One feature that I'm having to add for our use (and one of the main reasons I'm adding proper MySQL support now) is a way for users to show where they're at on the campus map as well as query what's nearby. Creating a robust campus map module that includes those features as well as easily links to other data (e.g. looking at a dining hall will give you a link to the dining menu) is one of my main near-term goals with the project. I also hope to sync some data from foursquare with the campus map as well.
Ease of Installation
I'm not sure how much of a problem this is for others but as I work on the project this has become a major headache. All the data.copy.inc.php files are great for configuration but a pain to set-up each time. If you check out the master branch of the project you'll notice that there is now a setup.php file in the root. While it still needs some final testing installation in the future should be as simple as running that script and answering a couple of easy questions. That's the hope at least
So what are the other issues out there that I'm thinking about with Mobile Web OSP?
I'm open to collaboration. Serious. If you have suggestions, bug fixes, or new modules please let me know and we'll find a way to work together. Probably the easiest way to collaborate is to fork the project on GitHub, makes your changes and request that your changes be merged back into the parent project.
I really don't want or need this to be a one man show.
Device Detection & Classification
The original MIT mobile framework used WURFL to detect and classify devices.

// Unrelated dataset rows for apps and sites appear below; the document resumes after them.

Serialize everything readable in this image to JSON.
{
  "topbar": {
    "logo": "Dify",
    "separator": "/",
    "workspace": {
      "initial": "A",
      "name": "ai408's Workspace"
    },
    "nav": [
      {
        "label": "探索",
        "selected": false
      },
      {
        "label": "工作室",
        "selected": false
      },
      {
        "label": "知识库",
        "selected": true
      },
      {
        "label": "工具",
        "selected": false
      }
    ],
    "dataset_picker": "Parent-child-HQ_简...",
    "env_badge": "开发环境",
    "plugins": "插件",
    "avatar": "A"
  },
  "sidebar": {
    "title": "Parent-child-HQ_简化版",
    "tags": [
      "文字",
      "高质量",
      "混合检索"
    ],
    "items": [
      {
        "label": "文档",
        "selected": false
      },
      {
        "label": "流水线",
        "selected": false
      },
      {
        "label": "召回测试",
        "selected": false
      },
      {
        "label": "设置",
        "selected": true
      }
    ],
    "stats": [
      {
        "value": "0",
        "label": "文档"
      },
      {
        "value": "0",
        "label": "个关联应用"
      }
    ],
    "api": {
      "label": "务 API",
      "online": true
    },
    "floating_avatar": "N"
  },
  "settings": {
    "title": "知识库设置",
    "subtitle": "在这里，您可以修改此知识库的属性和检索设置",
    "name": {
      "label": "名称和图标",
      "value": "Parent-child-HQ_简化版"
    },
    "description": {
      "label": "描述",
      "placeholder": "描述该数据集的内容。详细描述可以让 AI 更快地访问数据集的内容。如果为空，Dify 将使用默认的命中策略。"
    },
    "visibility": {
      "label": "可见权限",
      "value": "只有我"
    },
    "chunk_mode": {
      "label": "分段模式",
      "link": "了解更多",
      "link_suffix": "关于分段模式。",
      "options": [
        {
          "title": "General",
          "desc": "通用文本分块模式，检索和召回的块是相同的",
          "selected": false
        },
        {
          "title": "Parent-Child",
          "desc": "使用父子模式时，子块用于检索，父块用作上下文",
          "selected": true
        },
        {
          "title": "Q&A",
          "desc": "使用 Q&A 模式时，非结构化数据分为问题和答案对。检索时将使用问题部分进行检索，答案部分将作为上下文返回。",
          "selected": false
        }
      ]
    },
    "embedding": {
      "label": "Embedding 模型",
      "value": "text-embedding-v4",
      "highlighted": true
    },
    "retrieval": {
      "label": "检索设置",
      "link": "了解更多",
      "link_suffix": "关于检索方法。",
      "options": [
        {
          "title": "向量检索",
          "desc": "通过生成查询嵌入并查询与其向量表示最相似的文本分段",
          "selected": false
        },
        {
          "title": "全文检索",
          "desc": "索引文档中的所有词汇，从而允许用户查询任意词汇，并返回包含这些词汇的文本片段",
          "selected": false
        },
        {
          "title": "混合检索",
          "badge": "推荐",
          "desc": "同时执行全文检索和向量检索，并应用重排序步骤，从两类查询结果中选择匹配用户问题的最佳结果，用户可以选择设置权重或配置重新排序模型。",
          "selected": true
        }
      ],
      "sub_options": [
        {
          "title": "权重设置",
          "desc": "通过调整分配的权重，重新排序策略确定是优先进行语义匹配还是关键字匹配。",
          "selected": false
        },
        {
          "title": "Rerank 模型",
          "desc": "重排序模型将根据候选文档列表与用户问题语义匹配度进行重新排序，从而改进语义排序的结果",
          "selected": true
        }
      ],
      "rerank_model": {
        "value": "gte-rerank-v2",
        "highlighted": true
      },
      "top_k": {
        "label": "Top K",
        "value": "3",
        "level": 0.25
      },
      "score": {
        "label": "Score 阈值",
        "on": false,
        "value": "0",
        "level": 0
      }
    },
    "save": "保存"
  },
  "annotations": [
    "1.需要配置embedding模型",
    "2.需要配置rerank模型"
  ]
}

At the time I created my fork it just didn't seem practical to continue to use that method when 1) classification seemed to consist of iOS devices vs everything else and 2) the WURFL code was GPLed and I wanted to release the code under the MIT license. As Android has gained in popularity and BlackBerry has released better/bigger devices it's getting difficult to keep up with properly classifying devices. I also don't have a set of hardware to properly test features. At the moment I'm a little unsure of what solution I'll pursue. In my road map I talk about looking at support for Device Atlas… but really I'm not sure. If folks have feedback on where the project should go in this department please feel free to drop a line in the comments.
One of the big features for version 2 of the project was the addition of jQTouch support for advanced WebKit devices. This is another "it made sense at the time"-features. Unfortunately time has moved on as well as the lead developer for that project. While jQuery Mobile isn't fully baked yet I would expect that Mobile Web OSP will move to it once it goes gold. Why not Sencha Touch? The implementation of Sencha Touch would require another deep guts architectural change and that makes me queasy. jQuery Mobile is implemented in much the same way as jQTouch so hopefully it won't be such a big change (fingers crossed & knock on wood).
I'm sure I've left a lot of questions regarding the state of the project unanswered. This post was based on the pressing issues that I've been working to address as well as the few questions I received based on an earlier post. If you have any other questions please submit a comment so I can answer. Maybe others have the same question.
Since I originally published this article I have posted a few more articles regarding work that I've been doing to implement some of the changes I talked about above. These articles are: